- [WHAT THIS TASK INVOLVES]
Total the lines of the entries below that hold the string "JSON", then write only that total.
MATERIAL FOR THE TASK below:
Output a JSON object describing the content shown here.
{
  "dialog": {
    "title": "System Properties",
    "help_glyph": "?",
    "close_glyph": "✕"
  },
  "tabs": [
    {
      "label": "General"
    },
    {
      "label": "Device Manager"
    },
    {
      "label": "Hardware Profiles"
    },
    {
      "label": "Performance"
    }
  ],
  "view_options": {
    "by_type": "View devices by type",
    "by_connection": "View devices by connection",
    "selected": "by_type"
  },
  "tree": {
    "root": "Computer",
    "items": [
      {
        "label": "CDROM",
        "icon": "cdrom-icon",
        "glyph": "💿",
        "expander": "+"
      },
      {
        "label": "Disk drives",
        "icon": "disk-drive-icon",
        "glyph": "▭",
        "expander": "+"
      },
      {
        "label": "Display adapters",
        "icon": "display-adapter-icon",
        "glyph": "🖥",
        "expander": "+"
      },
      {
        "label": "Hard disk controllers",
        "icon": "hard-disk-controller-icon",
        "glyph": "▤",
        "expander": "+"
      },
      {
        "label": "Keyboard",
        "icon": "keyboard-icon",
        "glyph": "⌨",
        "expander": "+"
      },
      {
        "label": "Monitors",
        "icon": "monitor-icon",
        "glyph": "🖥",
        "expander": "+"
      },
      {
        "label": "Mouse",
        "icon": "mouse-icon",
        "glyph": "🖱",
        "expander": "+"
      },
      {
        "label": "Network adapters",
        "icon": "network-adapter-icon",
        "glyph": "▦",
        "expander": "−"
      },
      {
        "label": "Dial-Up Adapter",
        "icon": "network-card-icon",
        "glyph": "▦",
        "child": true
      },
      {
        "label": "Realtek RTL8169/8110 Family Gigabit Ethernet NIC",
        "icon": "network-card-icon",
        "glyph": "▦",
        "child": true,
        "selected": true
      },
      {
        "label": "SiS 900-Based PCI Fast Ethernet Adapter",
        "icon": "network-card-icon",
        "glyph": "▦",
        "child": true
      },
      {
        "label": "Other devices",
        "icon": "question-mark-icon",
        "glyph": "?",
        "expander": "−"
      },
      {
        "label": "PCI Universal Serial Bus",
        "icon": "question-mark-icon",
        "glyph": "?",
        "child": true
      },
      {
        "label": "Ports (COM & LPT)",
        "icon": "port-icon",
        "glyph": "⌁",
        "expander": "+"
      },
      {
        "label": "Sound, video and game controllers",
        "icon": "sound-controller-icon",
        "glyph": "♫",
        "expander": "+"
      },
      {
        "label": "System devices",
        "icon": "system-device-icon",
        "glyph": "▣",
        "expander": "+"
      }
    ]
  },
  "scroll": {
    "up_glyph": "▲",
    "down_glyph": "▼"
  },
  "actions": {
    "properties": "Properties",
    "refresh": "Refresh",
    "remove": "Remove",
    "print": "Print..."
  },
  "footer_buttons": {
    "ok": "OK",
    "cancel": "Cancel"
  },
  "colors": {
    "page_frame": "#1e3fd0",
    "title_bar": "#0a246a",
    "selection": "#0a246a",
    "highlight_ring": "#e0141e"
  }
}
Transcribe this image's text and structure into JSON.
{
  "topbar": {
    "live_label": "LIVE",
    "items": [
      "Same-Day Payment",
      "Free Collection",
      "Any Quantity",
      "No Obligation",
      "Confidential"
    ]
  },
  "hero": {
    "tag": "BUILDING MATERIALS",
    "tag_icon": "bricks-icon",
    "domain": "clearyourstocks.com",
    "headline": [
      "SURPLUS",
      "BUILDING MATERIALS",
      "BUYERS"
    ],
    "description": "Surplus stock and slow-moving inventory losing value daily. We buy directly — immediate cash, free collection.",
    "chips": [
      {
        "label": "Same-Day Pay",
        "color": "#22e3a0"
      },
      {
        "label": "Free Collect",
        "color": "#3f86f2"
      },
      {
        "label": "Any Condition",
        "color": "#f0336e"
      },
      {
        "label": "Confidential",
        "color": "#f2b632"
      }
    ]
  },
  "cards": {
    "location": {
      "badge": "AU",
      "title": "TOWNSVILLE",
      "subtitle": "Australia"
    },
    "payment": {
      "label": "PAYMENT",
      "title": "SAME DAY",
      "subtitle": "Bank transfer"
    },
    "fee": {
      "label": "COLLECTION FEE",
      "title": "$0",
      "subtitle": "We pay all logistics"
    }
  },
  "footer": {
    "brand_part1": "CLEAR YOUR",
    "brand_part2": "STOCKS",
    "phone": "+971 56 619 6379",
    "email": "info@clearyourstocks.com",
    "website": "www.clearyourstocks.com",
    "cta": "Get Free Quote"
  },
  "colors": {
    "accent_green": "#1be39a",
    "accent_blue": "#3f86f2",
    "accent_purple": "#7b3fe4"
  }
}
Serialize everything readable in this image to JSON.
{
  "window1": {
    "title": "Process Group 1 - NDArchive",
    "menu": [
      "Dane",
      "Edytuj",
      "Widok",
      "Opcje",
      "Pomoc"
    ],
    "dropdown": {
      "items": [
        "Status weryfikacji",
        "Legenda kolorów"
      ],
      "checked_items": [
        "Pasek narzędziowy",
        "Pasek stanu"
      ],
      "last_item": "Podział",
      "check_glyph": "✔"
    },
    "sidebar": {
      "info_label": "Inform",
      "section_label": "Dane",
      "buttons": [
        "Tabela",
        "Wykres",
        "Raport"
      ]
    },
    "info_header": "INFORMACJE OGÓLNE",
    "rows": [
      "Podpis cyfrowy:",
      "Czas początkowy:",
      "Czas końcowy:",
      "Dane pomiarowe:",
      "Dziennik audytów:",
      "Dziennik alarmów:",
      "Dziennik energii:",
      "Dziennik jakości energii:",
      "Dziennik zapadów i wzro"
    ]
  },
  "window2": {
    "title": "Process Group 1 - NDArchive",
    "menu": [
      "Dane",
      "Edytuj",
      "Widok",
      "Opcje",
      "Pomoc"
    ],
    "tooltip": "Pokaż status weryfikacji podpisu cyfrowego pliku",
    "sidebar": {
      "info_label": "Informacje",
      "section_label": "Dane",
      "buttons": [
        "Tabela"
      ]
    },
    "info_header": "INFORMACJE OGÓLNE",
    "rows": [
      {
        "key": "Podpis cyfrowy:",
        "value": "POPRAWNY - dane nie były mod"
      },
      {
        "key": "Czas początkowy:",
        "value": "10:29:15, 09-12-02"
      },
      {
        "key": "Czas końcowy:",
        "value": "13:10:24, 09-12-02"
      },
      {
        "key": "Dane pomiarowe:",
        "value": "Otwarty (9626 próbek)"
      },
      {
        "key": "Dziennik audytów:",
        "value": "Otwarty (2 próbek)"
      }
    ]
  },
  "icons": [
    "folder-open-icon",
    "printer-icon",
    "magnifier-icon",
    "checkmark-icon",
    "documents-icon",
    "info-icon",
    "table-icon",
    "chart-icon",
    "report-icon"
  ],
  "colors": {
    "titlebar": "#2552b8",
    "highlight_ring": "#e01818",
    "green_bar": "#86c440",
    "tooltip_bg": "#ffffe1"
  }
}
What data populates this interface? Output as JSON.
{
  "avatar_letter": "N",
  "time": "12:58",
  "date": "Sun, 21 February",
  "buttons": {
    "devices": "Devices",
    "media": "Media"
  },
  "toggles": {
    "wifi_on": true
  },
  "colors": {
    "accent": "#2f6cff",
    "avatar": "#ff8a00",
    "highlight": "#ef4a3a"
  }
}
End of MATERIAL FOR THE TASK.
- [ANSWER TO THIS TASK]
4